We told you about these “printable” magnets a while back. When you have the ability to squeeze many smaller magnets into a tiny spot and adjust their north/south orientations at will, you can not only control the strength of the overall magnetic field, you can construct new and seemingly physics-defying widgets. This article will not focus on the magnets themselves, but instead we’re going to peel away the closed source shroud that hides the inner workings of that nifty little printer of theirs. There has been a lot of talk about these printable magnets, but very little about how they’re made. This changes today. We’ll show you how this magnetic field printer works so you can get busy making your own.
Several years ago, a company called Correlated Magnetic Research introduced to the world the idea of a magnetic field printer with the Mini MagPrinter. It sold for a whopping $45,000, which limited it to businesses and well-funded universities. They eventually changed their company to Polymagnet and now focus on making the magnets themselves. It appears, however, that they’ve refined their printer for a higher resolution. Skip to 2:45 in this video to see the Mini MagPrinter in action. Now skip to 7.25 in this video to see their next generation printer. Now lets figure out how they work.
What We Know
Firstly, you can toss your Kickstarter idea in the recycle bin because they hold several patents for their printer. But that doesn’t mean you can’t make one in your garage or for your hackerspace. Their machine might have cost $45k, but we’d be willing to bet a dozen Raspberry Pi Zeros that you could make one for two orders of magnitude less. But first we need to know how it works. Let’s look at the science first.
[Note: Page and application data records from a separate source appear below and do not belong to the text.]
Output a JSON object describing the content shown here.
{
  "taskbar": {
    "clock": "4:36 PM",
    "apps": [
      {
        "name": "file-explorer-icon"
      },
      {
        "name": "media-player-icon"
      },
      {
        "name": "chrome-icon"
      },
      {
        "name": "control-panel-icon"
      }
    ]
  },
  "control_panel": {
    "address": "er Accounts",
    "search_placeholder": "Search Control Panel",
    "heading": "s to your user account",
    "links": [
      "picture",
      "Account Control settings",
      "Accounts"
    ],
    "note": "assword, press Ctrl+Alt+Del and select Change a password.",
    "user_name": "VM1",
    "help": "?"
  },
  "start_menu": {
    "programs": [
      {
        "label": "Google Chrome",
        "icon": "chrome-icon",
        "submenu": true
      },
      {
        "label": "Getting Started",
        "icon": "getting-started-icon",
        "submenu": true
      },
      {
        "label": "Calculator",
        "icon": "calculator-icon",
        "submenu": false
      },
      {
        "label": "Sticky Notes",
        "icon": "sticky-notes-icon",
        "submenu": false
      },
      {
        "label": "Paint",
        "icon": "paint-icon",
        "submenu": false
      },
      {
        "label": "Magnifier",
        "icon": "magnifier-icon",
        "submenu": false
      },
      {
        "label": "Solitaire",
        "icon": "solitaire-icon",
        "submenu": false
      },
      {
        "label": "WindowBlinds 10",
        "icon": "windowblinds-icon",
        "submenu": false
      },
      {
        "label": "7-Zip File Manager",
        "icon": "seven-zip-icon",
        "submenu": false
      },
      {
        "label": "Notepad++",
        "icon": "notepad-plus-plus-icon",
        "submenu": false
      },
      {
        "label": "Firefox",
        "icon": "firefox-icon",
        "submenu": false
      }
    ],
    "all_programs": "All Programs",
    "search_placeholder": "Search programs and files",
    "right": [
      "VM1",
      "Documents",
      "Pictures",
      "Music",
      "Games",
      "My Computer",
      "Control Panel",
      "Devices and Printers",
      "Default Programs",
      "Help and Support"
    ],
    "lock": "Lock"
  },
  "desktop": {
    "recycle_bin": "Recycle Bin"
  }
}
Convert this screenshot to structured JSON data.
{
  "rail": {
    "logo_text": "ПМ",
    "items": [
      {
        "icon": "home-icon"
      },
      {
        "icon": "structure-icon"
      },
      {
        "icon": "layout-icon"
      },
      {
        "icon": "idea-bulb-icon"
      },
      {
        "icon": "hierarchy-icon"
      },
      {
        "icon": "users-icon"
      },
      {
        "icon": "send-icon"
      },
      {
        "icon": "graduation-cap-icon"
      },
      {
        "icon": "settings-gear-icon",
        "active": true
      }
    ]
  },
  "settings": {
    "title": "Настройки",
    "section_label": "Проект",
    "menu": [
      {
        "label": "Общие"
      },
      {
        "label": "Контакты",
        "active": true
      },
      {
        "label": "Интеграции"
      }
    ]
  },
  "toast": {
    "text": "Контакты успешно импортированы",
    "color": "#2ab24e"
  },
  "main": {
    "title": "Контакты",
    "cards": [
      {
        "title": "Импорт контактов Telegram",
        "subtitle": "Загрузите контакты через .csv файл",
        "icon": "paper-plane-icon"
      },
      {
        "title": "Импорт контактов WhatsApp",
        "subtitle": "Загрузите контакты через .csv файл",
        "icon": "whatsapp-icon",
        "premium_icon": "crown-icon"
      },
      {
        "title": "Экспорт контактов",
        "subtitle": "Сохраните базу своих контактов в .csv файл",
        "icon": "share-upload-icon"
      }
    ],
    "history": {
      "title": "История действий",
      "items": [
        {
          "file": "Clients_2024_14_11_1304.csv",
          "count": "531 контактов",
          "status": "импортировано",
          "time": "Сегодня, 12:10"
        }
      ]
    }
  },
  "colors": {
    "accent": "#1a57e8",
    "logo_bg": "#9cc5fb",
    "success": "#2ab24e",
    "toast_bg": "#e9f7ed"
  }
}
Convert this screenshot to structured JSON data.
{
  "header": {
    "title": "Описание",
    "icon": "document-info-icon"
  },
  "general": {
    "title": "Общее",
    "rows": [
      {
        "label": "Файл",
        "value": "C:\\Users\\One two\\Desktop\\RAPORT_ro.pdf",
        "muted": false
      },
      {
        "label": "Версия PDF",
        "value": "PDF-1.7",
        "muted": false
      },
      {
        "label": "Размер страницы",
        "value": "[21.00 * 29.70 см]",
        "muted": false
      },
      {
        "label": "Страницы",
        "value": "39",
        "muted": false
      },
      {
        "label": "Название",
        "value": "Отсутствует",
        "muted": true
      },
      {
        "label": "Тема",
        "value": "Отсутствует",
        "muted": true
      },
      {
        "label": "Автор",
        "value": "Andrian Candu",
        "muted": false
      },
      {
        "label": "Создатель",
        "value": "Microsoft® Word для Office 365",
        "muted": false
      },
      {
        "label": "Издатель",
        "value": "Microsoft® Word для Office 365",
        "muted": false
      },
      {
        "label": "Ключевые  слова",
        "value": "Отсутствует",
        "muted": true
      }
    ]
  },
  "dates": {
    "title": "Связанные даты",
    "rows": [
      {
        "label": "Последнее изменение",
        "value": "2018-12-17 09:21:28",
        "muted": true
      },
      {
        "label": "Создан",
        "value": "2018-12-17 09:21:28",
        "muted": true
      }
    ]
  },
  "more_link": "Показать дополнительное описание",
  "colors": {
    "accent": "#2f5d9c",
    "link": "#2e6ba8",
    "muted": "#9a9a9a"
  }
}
The Curie Point
The Curie Point is a temperature where a magnet loses its magnetic field. It is theorized that magnetism arises from the spin and angular momentum of electrons. If you get them lined up correctly, you get a magnet. When you heat the metal past the Curie Point, this alignment gets all messed up and you lose the magnetic properties. And, of course, you can align the atoms back up by introducing the metal to a strong magnetic field.
A Halbach array is created when smaller magnets are arranged so their magnetic fields are focused in a particular direction and cancel out in another direction. The magnets made by the magnetic field printer can be considered Halbach arrays.
How It Works
Everything begins with a blank Neodymium magnet. We’re all familiar with CNC technology, so we’ll focus on the magnetic field printing head itself. Reading through the comments of the original article, many believe that it uses a combination of heating to exceed the Curie Point and a high strength electromagnet to “write” the magnetic field into the blank. However, after looking closely at this patent, it appears this is not the case. There is no heating involved. The printer head consists of “an inductor coil having multiple layers and a hole extending through the multiple layers” and works by “emitting from the inductor coil a magnetic field that magnetizes an area on a surface of the magnetizable material…”. In short, it’s just a strong, local magnetic field.
Make Your Own
Now that you have a basic idea of how to print magnetic fields, you can start working on one of your own design. You already know how to make 3d printers and laser cutters. Just take one of these designs and replace the head with your custom-built magnetic printer head, whip up some software and bring this technology into the open source community. Blank Neodymium magnets and magnetic field viewing film are fairly cheap. First one to print the skull and wrenches logo gets a free t-shirt!